- A non- fascist, democratic future does not lie in embracing GOP light, by meeting racists half way, but will be grounded in a progressive agenda. A non-fascist future will not be built on repudiating BLM or Defund the Police or socialism or other movements for social justice but in proudly defending democratic process and expansive civil rights as the alternative to tyranny. As the Supreme Court prepares to consider revoking many hard earned civil rights – the defense of existing rights and the work to expand them ought to be a locus of organizing.
- The antithesis to the polarization that Trump has left us is solidarity, built around a movement for dignity and justice for all people. The last election was won by good old fashioned community organizing. We need to continue to mobilize, expanding a new base beyond electoral politics while recognizing the limitations and fragility of electoral politics. As Noam Chomsky has noted, we can’t afford to ignore electoral politics but we should not expect it to be the source of the changes we need.
- There can be no hope for building a genuine democracy on the wreckage that Trump has left us unless we prosecute the criminality of the last administration. To fail to do so is to permanently normalize the anti-democratic practices that have indeed become the norm during the last four years. This must become an unrelenting, loud public demand.
- The leadership of the Democratic Party has shown an aversion to fighting back, demurring on the many opportunites to impeach Trump, Barr, or Kavanagugh, or to prosecute any of the perjury of Trump appointees or their ubiquitous criminality, or even to enforce the subpoena power of Congress. If we continue along those lines, we’ll have another autocrat the next time around and the next fascist that we get may not be as lazy or as ignorant as Trump. So we’re going to have to get better at using our popular power to keep democracy in the forefront of our consciousness, of our public discourse and we’re going to have to force our reps to defend it whenever it is threatened.

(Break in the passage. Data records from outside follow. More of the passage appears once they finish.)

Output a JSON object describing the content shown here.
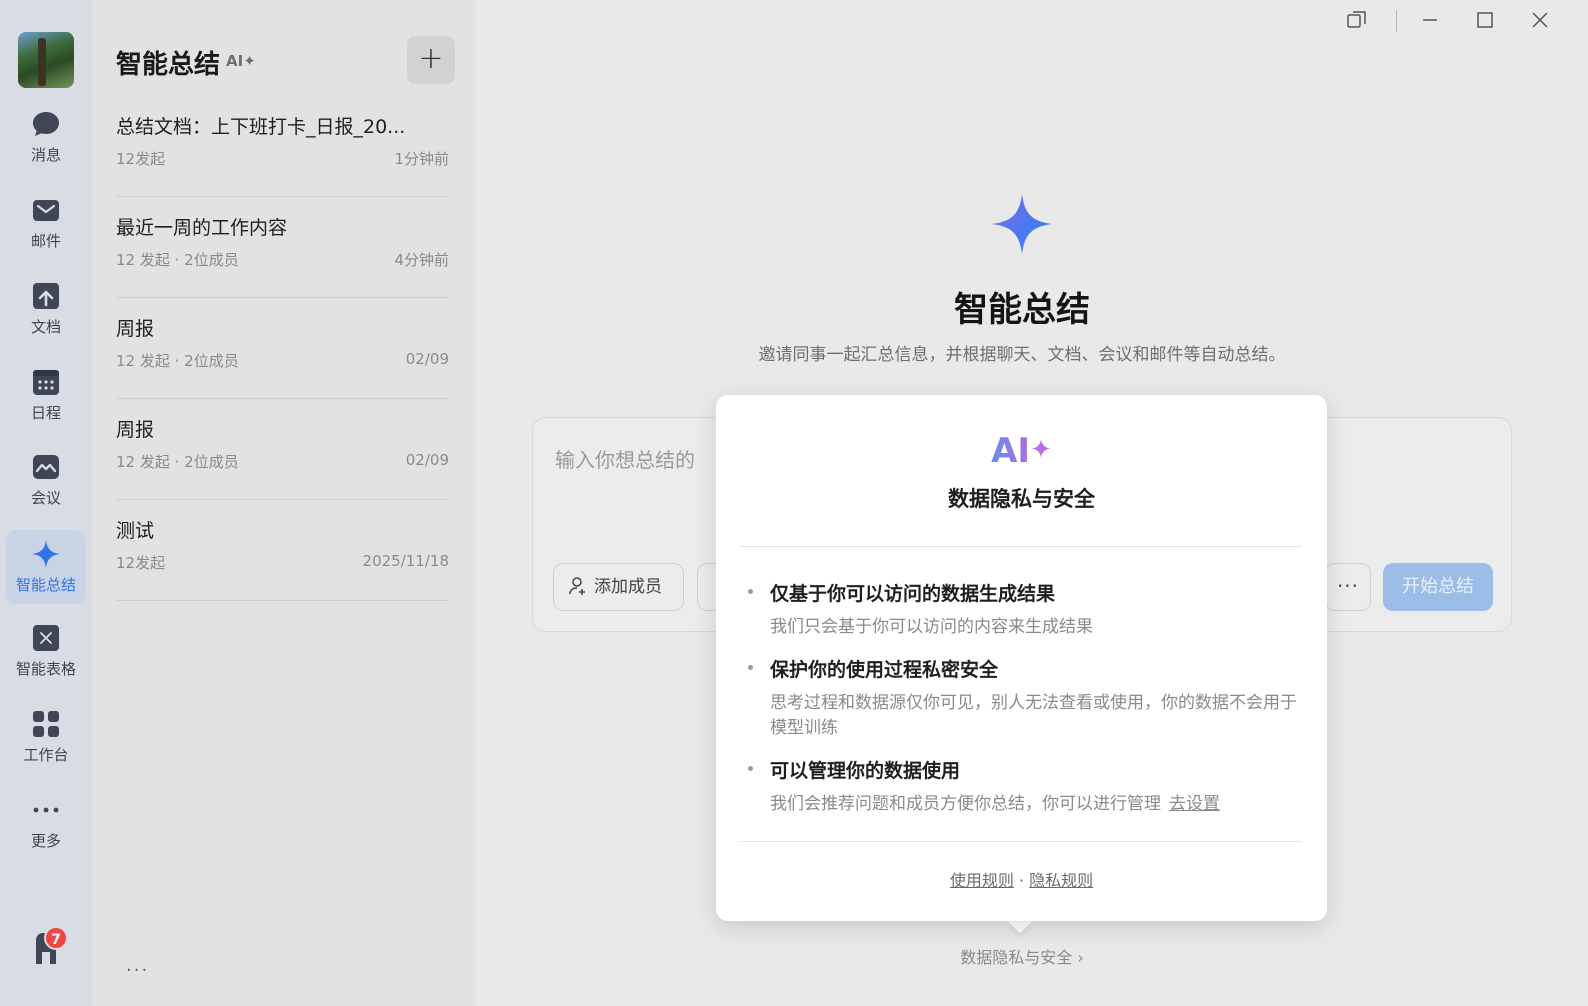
{
  "rail": {
    "items": [
      {
        "label": "消息",
        "icon": "chat-bubble-icon"
      },
      {
        "label": "邮件",
        "icon": "mail-icon"
      },
      {
        "label": "文档",
        "icon": "document-icon"
      },
      {
        "label": "日程",
        "icon": "calendar-icon"
      },
      {
        "label": "会议",
        "icon": "meeting-icon"
      },
      {
        "label": "智能总结",
        "icon": "sparkle-icon",
        "active": true
      },
      {
        "label": "智能表格",
        "icon": "smart-table-icon"
      },
      {
        "label": "工作台",
        "icon": "workbench-icon"
      },
      {
        "label": "更多",
        "icon": "more-icon"
      }
    ],
    "notification_count": "7"
  },
  "panel": {
    "title": "智能总结",
    "ai_badge": "AI✦",
    "new_button": "+",
    "items": [
      {
        "title": "总结文档：上下班打卡_日报_20...",
        "meta": "12发起",
        "time": "1分钟前"
      },
      {
        "title": "最近一周的工作内容",
        "meta": "12 发起 · 2位成员",
        "time": "4分钟前"
      },
      {
        "title": "周报",
        "meta": "12 发起 · 2位成员",
        "time": "02/09"
      },
      {
        "title": "周报",
        "meta": "12 发起 · 2位成员",
        "time": "02/09"
      },
      {
        "title": "测试",
        "meta": "12发起",
        "time": "2025/11/18"
      }
    ],
    "more": "..."
  },
  "main": {
    "title": "智能总结",
    "description": "邀请同事一起汇总信息，并根据聊天、文档、会议和邮件等自动总结。",
    "input_placeholder": "输入你想总结的",
    "add_member": "添加成员",
    "more_button": "···",
    "start_button": "开始总结",
    "privacy_link": "数据隐私与安全 ›"
  },
  "popover": {
    "ai_text": "AI",
    "ai_spark": "✦",
    "title": "数据隐私与安全",
    "points": [
      {
        "title": "仅基于你可以访问的数据生成结果",
        "desc": "我们只会基于你可以访问的内容来生成结果"
      },
      {
        "title": "保护你的使用过程私密安全",
        "desc": "思考过程和数据源仅你可见，别人无法查看或使用，你的数据不会用于模型训练"
      },
      {
        "title": "可以管理你的数据使用",
        "desc": "我们会推荐问题和成员方便你总结，你可以进行管理",
        "link": "去设置"
      }
    ],
    "footer_link1": "使用规则",
    "footer_sep": " · ",
    "footer_link2": "隐私规则"
  },
  "colors": {
    "accent": "#3274e6",
    "start_button": "#9dbde9",
    "badge": "#f04545"
  }
}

- What about Biden? We’ll take that up in another column but one thing is clear. Biden will be able to accomplish a lot more if the Democrats regain control of the Senate – a possibility if the DEMS can win both of the seats that are up for grabs in a special election in Georgia on January 5. Without the Senate, Biden’s appointments and his legislation are likely to be blocked by a GOP Senate majority (as current Senate Majority Leader Mitch McConnell (R-KY)has pledged – going so far to boast that he may deny Biden a cabinet if he dares to appoint any “liberals”. So it seems to me that one of the most urgent steps forward is to put a lot of energy into that election in support of the Democratic candidates for the Senate in Georgia, Raphael Warnock and John Ossoff. Those who would like to support the campaign with time or money can look here. And for what it’s worth, the current polls list both races as a dead heat.
Art Keene is Managing Editor of The Amherst Indy. He is Emeritus Professor of Anthropology at UMass and has lived in Amherst since 1981.